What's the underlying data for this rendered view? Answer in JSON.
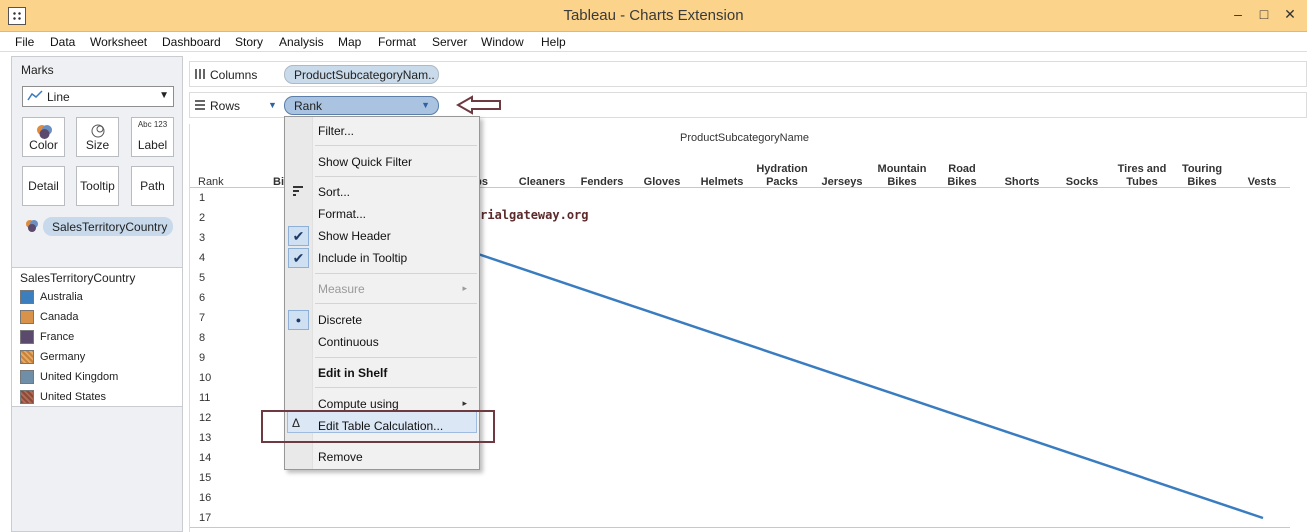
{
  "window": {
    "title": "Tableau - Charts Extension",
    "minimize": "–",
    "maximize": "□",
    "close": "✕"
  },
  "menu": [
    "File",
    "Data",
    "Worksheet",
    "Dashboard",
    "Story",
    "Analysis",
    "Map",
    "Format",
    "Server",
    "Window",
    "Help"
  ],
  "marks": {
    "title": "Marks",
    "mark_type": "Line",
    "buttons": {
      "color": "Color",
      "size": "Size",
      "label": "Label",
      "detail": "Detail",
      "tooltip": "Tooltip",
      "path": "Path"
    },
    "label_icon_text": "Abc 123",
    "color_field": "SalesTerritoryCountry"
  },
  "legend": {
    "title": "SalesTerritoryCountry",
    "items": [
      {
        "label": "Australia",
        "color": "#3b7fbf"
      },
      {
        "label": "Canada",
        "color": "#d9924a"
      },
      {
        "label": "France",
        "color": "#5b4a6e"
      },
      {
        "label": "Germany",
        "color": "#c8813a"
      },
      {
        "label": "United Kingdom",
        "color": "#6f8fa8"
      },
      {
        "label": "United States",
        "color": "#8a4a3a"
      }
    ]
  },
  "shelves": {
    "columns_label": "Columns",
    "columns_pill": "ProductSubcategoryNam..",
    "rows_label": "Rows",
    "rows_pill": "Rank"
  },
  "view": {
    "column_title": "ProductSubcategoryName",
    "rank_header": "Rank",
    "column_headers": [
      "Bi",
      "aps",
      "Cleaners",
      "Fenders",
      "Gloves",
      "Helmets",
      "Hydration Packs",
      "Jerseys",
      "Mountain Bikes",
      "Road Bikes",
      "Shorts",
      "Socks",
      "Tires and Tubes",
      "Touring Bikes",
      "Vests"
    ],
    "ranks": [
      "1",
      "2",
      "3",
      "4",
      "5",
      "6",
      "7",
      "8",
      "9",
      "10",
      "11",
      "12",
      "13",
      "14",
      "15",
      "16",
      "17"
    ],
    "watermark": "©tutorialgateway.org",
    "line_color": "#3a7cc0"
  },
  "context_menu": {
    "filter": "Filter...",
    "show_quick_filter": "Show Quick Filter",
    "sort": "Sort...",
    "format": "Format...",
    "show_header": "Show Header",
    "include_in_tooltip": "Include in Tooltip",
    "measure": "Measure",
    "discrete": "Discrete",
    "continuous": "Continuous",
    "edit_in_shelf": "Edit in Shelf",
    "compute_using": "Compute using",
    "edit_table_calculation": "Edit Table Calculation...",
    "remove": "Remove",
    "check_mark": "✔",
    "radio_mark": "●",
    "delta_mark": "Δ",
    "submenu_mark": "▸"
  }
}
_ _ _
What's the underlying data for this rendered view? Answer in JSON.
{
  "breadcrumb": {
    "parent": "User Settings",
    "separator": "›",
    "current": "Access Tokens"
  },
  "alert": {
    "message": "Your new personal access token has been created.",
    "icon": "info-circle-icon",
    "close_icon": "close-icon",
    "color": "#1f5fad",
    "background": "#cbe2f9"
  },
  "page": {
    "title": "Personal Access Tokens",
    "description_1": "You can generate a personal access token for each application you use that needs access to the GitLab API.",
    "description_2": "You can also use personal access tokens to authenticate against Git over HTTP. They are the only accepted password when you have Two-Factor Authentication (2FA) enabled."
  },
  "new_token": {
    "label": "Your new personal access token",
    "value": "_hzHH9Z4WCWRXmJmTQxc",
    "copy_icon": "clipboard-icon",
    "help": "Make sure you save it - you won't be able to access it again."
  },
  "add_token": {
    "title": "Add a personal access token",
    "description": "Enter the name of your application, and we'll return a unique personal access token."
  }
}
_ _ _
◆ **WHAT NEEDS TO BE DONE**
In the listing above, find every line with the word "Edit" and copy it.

◆ **EXERCISE SOLUTION**
    "edit_in_shelf": "Edit in Shelf",
    "edit_table_calculation": "Edit Table Calculation...",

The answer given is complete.